■ What to do ■
The full set of entries needs to be reproduced exactly.

(Beginning of Data section)

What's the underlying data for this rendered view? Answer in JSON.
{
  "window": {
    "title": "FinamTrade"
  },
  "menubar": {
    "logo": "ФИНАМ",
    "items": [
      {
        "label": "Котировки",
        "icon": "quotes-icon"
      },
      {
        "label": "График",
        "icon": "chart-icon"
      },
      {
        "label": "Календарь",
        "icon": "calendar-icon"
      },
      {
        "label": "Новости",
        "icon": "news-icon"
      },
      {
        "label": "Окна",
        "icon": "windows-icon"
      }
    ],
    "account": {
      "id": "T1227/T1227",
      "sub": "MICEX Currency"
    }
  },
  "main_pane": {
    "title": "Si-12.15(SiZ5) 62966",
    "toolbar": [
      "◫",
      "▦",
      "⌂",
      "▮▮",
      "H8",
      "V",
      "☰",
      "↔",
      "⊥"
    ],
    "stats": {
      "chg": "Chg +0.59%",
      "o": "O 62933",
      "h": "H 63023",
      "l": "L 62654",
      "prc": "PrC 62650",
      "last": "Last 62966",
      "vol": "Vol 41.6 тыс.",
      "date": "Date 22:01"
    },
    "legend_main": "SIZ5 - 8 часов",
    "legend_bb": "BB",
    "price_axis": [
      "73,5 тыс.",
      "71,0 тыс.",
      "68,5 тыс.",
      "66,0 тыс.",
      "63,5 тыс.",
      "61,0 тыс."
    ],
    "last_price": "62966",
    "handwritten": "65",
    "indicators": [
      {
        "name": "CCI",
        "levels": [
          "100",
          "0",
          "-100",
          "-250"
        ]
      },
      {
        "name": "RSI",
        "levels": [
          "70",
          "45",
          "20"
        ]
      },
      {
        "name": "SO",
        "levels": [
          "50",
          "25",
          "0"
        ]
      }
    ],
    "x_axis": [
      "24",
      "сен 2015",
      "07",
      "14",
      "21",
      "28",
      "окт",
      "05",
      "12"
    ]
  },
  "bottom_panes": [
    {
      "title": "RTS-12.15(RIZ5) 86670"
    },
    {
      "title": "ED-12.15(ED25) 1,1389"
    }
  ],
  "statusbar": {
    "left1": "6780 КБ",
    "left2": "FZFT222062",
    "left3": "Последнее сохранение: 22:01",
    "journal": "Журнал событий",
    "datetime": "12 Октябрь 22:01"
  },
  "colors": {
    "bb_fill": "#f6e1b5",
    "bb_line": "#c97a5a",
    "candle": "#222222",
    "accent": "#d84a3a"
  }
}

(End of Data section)

■ Result ■
What's the underlying data for this rendered view? Answer in JSON.
{
  "window": {
    "title": "FinamTrade"
  },
  "menubar": {
    "logo": "ФИНАМ",
    "items": [
      {
        "label": "Котировки",
        "icon": "quotes-icon"
      },
      {
        "label": "График",
        "icon": "chart-icon"
      },
      {
        "label": "Календарь",
        "icon": "calendar-icon"
      },
      {
        "label": "Новости",
        "icon": "news-icon"
      },
      {
        "label": "Окна",
        "icon": "windows-icon"
      }
    ],
    "account": {
      "id": "T1227/T1227",
      "sub": "MICEX Currency"
    }
  },
  "main_pane": {
    "title": "Si-12.15(SiZ5) 62966",
    "toolbar": [
      "◫",
      "▦",
      "⌂",
      "▮▮",
      "H8",
      "V",
      "☰",
      "↔",
      "⊥"
    ],
    "stats": {
      "chg": "Chg +0.59%",
      "o": "O 62933",
      "h": "H 63023",
      "l": "L 62654",
      "prc": "PrC 62650",
      "last": "Last 62966",
      "vol": "Vol 41.6 тыс.",
      "date": "Date 22:01"
    },
    "legend_main": "SIZ5 - 8 часов",
    "legend_bb": "BB",
    "price_axis": [
      "73,5 тыс.",
      "71,0 тыс.",
      "68,5 тыс.",
      "66,0 тыс.",
      "63,5 тыс.",
      "61,0 тыс."
    ],
    "last_price": "62966",
    "handwritten": "65",
    "indicators": [
      {
        "name": "CCI",
        "levels": [
          "100",
          "0",
          "-100",
          "-250"
        ]
      },
      {
        "name": "RSI",
        "levels": [
          "70",
          "45",
          "20"
        ]
      },
      {
        "name": "SO",
        "levels": [
          "50",
          "25",
          "0"
        ]
      }
    ],
    "x_axis": [
      "24",
      "сен 2015",
      "07",
      "14",
      "21",
      "28",
      "окт",
      "05",
      "12"
    ]
  },
  "bottom_panes": [
    {
      "title": "RTS-12.15(RIZ5) 86670"
    },
    {
      "title": "ED-12.15(ED25) 1,1389"
    }
  ],
  "statusbar": {
    "left1": "6780 КБ",
    "left2": "FZFT222062",
    "left3": "Последнее сохранение: 22:01",
    "journal": "Журнал событий",
    "datetime": "12 Октябрь 22:01"
  },
  "colors": {
    "bb_fill": "#f6e1b5",
    "bb_line": "#c97a5a",
    "candle": "#222222",
    "accent": "#d84a3a"
  }
}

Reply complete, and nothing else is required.